Could you copy each line of the listing that holds "icon"?

----

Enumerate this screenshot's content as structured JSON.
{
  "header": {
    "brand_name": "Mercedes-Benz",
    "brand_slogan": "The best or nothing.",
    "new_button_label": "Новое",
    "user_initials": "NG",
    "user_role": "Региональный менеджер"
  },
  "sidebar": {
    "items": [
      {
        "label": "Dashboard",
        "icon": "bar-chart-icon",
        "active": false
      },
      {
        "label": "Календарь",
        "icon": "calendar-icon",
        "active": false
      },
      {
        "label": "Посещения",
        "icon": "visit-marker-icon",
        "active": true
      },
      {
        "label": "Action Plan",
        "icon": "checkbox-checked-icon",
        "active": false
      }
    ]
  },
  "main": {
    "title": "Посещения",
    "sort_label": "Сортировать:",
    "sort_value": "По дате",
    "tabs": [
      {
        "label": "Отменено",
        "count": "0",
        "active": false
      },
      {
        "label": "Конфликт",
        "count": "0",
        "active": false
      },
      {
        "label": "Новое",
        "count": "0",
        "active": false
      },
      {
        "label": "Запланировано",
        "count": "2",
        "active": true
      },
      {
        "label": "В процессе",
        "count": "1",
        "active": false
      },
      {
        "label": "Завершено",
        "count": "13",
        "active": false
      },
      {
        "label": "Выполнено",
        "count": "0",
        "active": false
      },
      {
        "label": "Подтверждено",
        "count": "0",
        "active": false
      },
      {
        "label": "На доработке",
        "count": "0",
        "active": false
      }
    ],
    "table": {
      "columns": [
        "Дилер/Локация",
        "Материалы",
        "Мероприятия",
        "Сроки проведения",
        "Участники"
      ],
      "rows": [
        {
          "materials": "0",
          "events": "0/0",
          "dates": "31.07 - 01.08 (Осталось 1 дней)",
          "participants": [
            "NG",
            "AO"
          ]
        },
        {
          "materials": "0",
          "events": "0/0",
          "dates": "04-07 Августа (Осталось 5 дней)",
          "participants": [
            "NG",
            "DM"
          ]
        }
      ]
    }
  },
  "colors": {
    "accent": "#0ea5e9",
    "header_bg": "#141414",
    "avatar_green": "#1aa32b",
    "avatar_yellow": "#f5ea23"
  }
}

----

## RESPONSE BOX
        "icon": "bar-chart-icon",
        "icon": "calendar-icon",
        "icon": "visit-marker-icon",
        "icon": "checkbox-checked-icon",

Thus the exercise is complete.